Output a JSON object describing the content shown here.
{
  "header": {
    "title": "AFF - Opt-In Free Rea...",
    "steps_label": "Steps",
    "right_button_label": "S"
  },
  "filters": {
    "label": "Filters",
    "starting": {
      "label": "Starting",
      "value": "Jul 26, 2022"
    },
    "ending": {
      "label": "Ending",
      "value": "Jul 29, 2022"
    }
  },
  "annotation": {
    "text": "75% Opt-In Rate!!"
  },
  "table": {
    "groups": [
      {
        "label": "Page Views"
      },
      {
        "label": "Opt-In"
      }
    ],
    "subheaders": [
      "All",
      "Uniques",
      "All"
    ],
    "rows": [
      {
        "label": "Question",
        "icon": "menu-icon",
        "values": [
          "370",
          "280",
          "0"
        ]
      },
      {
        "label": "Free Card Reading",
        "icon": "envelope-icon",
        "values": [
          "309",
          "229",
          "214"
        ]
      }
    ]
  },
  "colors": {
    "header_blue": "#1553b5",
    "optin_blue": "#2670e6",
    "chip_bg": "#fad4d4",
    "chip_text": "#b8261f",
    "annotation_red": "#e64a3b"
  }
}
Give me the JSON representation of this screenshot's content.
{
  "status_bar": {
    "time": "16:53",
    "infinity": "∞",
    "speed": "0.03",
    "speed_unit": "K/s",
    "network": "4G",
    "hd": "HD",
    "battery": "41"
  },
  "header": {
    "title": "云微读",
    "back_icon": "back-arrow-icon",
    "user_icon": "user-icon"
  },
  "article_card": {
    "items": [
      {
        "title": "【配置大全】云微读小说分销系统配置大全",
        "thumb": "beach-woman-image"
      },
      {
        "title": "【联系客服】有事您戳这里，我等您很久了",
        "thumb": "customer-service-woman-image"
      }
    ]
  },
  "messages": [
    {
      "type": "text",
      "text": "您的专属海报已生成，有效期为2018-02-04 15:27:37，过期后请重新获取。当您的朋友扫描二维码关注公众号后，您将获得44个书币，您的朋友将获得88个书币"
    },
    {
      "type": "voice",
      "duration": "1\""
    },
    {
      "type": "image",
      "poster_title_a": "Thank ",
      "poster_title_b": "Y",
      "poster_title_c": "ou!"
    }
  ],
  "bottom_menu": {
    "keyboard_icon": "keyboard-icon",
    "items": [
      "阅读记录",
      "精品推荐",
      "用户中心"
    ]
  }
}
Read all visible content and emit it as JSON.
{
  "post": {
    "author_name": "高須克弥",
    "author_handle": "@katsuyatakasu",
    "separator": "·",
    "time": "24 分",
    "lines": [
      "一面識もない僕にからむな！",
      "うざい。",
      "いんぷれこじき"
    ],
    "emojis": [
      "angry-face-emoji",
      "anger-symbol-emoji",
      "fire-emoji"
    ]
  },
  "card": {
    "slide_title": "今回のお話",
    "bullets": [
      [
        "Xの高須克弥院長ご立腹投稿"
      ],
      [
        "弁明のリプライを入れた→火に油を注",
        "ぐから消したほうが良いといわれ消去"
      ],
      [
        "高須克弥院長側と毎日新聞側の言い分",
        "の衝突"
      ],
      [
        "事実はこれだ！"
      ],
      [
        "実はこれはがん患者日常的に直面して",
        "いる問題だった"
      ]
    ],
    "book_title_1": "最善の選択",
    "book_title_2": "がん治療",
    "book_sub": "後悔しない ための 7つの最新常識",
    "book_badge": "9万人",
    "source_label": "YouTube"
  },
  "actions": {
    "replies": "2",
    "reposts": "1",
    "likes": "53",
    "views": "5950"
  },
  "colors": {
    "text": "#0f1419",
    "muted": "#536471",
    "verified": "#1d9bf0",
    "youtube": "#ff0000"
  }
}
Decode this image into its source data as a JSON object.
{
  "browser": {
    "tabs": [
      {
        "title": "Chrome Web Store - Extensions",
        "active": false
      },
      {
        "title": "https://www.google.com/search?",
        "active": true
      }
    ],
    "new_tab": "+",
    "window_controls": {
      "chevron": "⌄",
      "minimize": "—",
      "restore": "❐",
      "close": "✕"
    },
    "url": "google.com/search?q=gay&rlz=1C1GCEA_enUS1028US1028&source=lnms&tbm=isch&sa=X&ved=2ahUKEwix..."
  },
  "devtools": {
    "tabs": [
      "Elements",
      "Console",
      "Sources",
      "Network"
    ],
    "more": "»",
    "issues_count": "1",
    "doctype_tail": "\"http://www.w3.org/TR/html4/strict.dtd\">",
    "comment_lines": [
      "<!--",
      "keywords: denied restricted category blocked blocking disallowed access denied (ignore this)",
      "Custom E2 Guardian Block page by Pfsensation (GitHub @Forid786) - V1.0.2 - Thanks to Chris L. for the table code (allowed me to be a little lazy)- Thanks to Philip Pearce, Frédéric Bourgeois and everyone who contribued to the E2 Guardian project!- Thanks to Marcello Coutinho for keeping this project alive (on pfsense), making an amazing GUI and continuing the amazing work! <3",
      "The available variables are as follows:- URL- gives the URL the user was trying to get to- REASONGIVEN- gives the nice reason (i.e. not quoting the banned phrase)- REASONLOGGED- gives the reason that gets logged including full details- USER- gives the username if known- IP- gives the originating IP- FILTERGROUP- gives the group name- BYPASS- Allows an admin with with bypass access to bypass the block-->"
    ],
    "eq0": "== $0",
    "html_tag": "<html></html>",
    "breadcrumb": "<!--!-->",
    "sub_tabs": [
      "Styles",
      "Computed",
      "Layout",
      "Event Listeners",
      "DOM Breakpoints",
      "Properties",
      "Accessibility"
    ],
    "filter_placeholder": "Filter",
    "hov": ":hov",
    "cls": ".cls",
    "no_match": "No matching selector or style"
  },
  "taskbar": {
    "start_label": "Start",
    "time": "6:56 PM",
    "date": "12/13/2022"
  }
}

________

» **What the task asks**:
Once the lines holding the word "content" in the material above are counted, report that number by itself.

» **Result**:
3